Papers is an Apple Design Award and Ars Design Award winning solution for managing research literature. Now, it's time for Papers 3 to take your personal library of research to a whole new level. Papers keeps your library organized and portable, automatically downloads full-text content for your articles, shows you related content when reading, and lets you sync your library between home and work, whether you're using Mac or PC, iPad or iPhone.

At OSCON, Phil Dibowitz reminded me how little I understand about large systems – as he puts it, really large systems, systems of systems, with some similarities but with different people controlling parts. His work at Facebook explores the challenges (and opportunities) of creating tools that work across a company’s many networks and computers.

An opinionated todo-list plugin for Sublime Text (2 & 3) editor.

A look at how Motorola figured out Apple's product plan back in 1994, and how that lesson might apply to today. There's nothing new about that, but the chart about how Apple puts "experience" before anything else is good. (The desired experience is in the center of the image, followed by (a) characteristics of the experience, (b) enablers of those characteristics, and (c) technologies required.

Gemma Correll illustration website. Funny cartoons and illustrations.

The link shows a simple, good, Akka remote actors example (client and server).

"Our hypothesis was that if we wrote our software in Lisp, we'd be able to get features done faster than our competitors, and also to do things in our software that they couldn't do. And because Lisp was so high-level, we wouldn't need a big development team, so our costs would be lower. If this were so, we could offer a better product for less money, and still make a profit."

ScalaCheck: Property-based testing for Scala

ScalaCheck is a library written in Scala and used for automated property-based testing of Scala or Java programs. ScalaCheck was originally inspired by the Haskell library QuickCheck, but has also ventured into its own.

ScalaCheck has no external dependencies other than the Scala runtime, and works great with sbt, the Scala build tool. It is also fully integrated in the test frameworks ScalaTest and specs2. You can of course also use ScalaCheck completely standalone, with its built-in test runner.

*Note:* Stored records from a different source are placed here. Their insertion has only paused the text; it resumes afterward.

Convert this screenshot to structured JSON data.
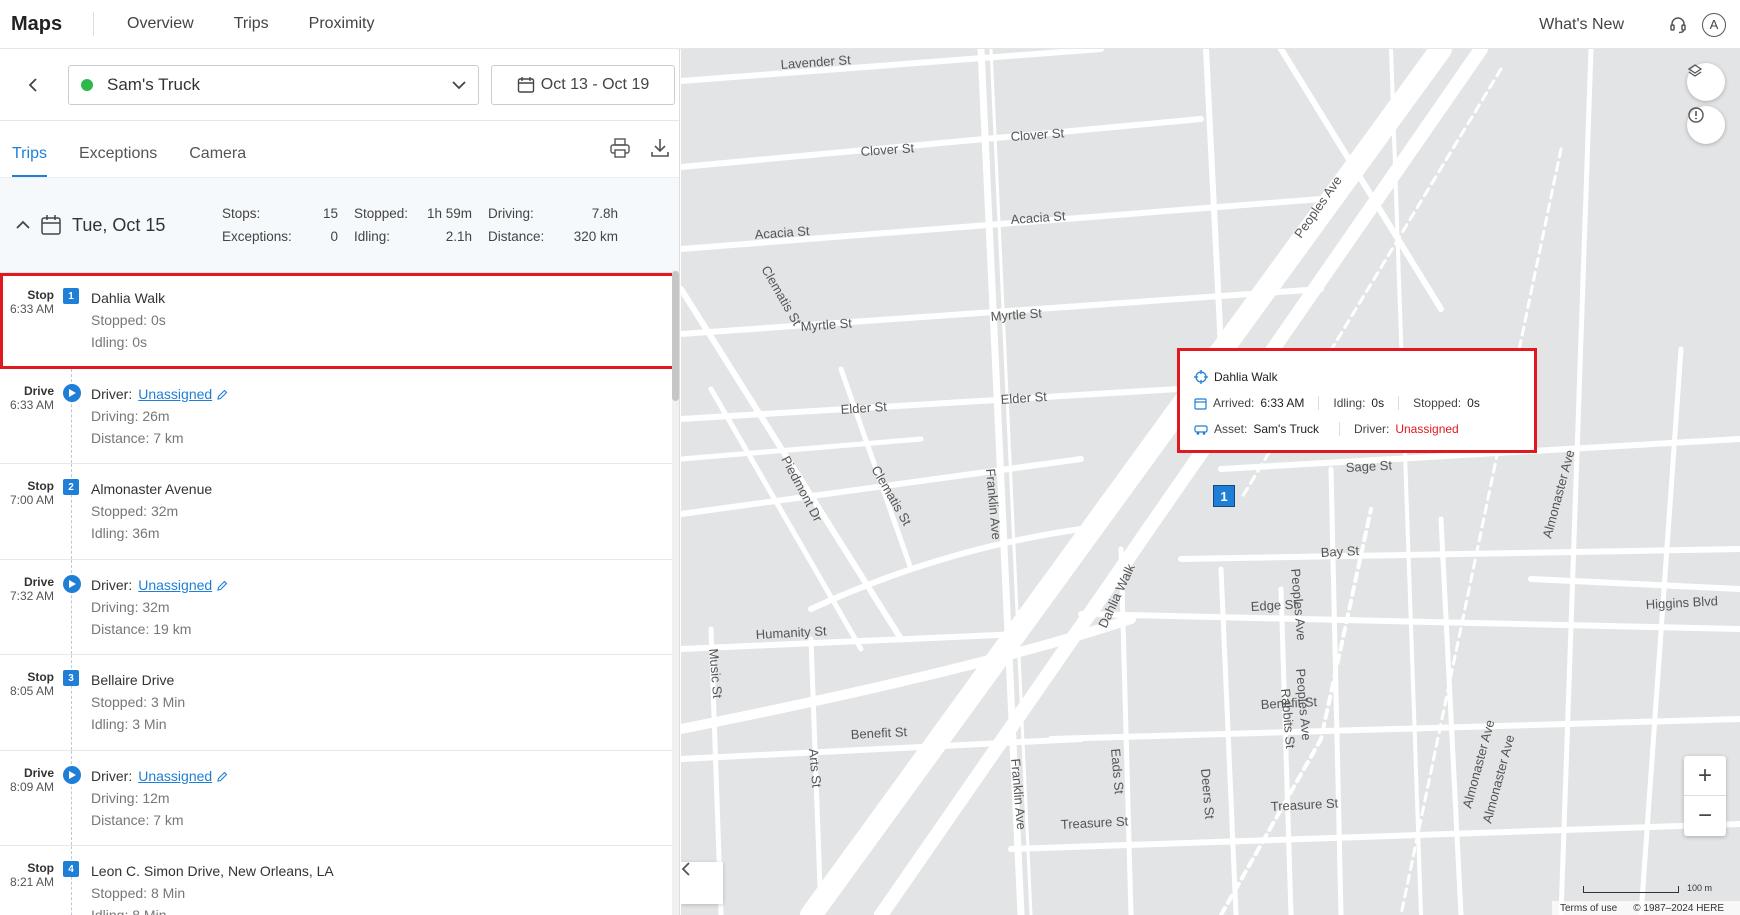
{
  "app": {
    "title": "Maps",
    "nav": [
      "Overview",
      "Trips",
      "Proximity"
    ],
    "whats_new": "What's New",
    "avatar_initial": "A"
  },
  "selector": {
    "vehicle": "Sam's Truck",
    "vehicle_status_color": "#2db84b",
    "date_range": "Oct 13 - Oct 19"
  },
  "tabs": [
    "Trips",
    "Exceptions",
    "Camera"
  ],
  "active_tab": "Trips",
  "day": {
    "title": "Tue, Oct 15",
    "stats": {
      "stops_label": "Stops:",
      "stops": "15",
      "stopped_label": "Stopped:",
      "stopped": "1h 59m",
      "driving_label": "Driving:",
      "driving": "7.8h",
      "exceptions_label": "Exceptions:",
      "exceptions": "0",
      "idling_label": "Idling:",
      "idling": "2.1h",
      "distance_label": "Distance:",
      "distance": "320 km"
    }
  },
  "entries": [
    {
      "type": "Stop",
      "time": "6:33 AM",
      "badge": "1",
      "title": "Dahlia Walk",
      "line2": "Stopped: 0s",
      "line3": "Idling: 0s"
    },
    {
      "type": "Drive",
      "time": "6:33 AM",
      "driver_label": "Driver:",
      "driver": "Unassigned",
      "line2": "Driving: 26m",
      "line3": "Distance: 7 km"
    },
    {
      "type": "Stop",
      "time": "7:00 AM",
      "badge": "2",
      "title": "Almonaster Avenue",
      "line2": "Stopped: 32m",
      "line3": "Idling: 36m"
    },
    {
      "type": "Drive",
      "time": "7:32 AM",
      "driver_label": "Driver:",
      "driver": "Unassigned",
      "line2": "Driving: 32m",
      "line3": "Distance: 19 km"
    },
    {
      "type": "Stop",
      "time": "8:05 AM",
      "badge": "3",
      "title": "Bellaire Drive",
      "line2": "Stopped: 3 Min",
      "line3": "Idling: 3 Min"
    },
    {
      "type": "Drive",
      "time": "8:09 AM",
      "driver_label": "Driver:",
      "driver": "Unassigned",
      "line2": "Driving: 12m",
      "line3": "Distance: 7 km"
    },
    {
      "type": "Stop",
      "time": "8:21 AM",
      "badge": "4",
      "title": "Leon C. Simon Drive, New Orleans, LA",
      "line2": "Stopped: 8 Min",
      "line3": "Idling: 8 Min"
    }
  ],
  "map": {
    "pin_label": "1",
    "popup": {
      "place": "Dahlia Walk",
      "arrived_label": "Arrived:",
      "arrived": "6:33 AM",
      "idling_label": "Idling:",
      "idling": "0s",
      "stopped_label": "Stopped:",
      "stopped": "0s",
      "asset_label": "Asset:",
      "asset": "Sam's Truck",
      "driver_label": "Driver:",
      "driver": "Unassigned"
    },
    "streets": [
      "Lavender St",
      "Clover St",
      "Acacia St",
      "Myrtle St",
      "Elder St",
      "Sage St",
      "Bay St",
      "Edge St",
      "Benefit St",
      "Treasure St",
      "Humanity St",
      "Franklin Ave",
      "Clematis St",
      "Piedmont Dr",
      "Peoples Ave",
      "Almonaster Ave",
      "Dahlia Walk",
      "Higgins Blvd",
      "Music St",
      "Arts St",
      "Eads St",
      "Deers St",
      "Rabbits St"
    ],
    "scale": "100 m",
    "terms": "Terms of use",
    "copyright": "© 1987–2024 HERE",
    "zoom_in": "+",
    "zoom_out": "−"
  }
}
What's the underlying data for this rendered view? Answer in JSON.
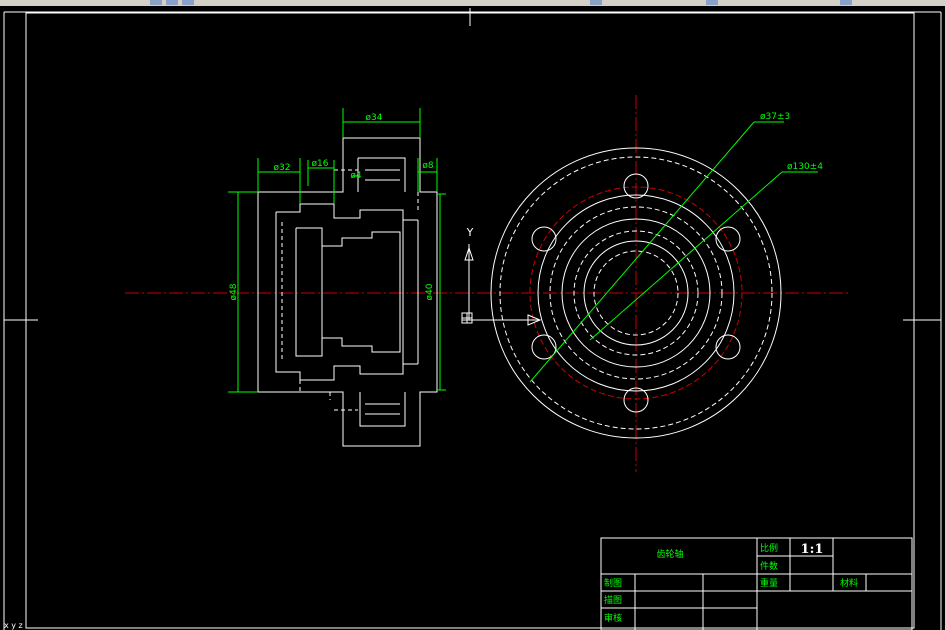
{
  "colors": {
    "background": "#000000",
    "outline": "#ffffff",
    "dimension": "#00ff00",
    "centerline": "#cc0000",
    "hidden": "#ffffff"
  },
  "drawing": {
    "dimensions": {
      "top_width": "ø34",
      "left_step": "ø32",
      "middle_step": "ø16",
      "right_small": "ø8",
      "small_mid": "ø4",
      "left_height": "ø48",
      "right_height": "ø40",
      "leader_1": "ø37±3",
      "leader_2": "ø130±4"
    },
    "ucs": {
      "y_label": "Y"
    }
  },
  "title_block": {
    "part_name": "齿轮轴",
    "scale_label": "比例",
    "scale_value": "1:1",
    "quantity_label": "件数",
    "weight_label": "重量",
    "material_label": "材料",
    "drawn_label": "制图",
    "checked_label": "描图",
    "reviewed_label": "审核"
  },
  "status": {
    "coords": "x  y  z"
  }
}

Today, Apple introduced another series of new products across its lineup. But just being “better, thinner and lighter” isn’t what the world was used to under Steve Jobs. As an early Apple designer who worked closely with Steve, developing the Snow White design language that shaped all Apple products from 1984 to 1990, one thing is clear to me about the company today.

New Relic CEO Lew Cirne banged his head against that problem for the majority of 2012. He finally had his “aha!” moment on Dec. 30 while on a family vacation in Tahoe: He needed to build a new kind of database, one designed to catch crumbs, and he knew exactly how to do it.

So he sent his family home without him and got his hands dirty.

“I spent a month up there coding, 8 a.m. to 10 p.m., just banging it out.

"The Two Wolves" - A cartoon story at

JavaCL is an API that wraps the OpenCL library to make it available to the Java platform (OpenCL is the first open, royalty-free standard for cross-platform, parallel programming of modern processors and GPUs).

ScalaFX. Like JavaFX, but you know, on Scala.

Ex-Valve employees take augmented reality glasses to Kickstarter.

At Sotheby’s New York this November, the world will get a unique tutorial from two masters of design. Collaborating for the first time, Apple’s Jonathan Ive and his chum, the equally acclaimed Marc Newson, have selected or made more than 40 objects for an auction to benefit Bono’s Product (Red) anti-H.I.V. campaign. Meeting with Ive and Newson, Paul Goldberger explores the shared obsession and philosophy behind everything from iPhones to jumbo-jet interiors.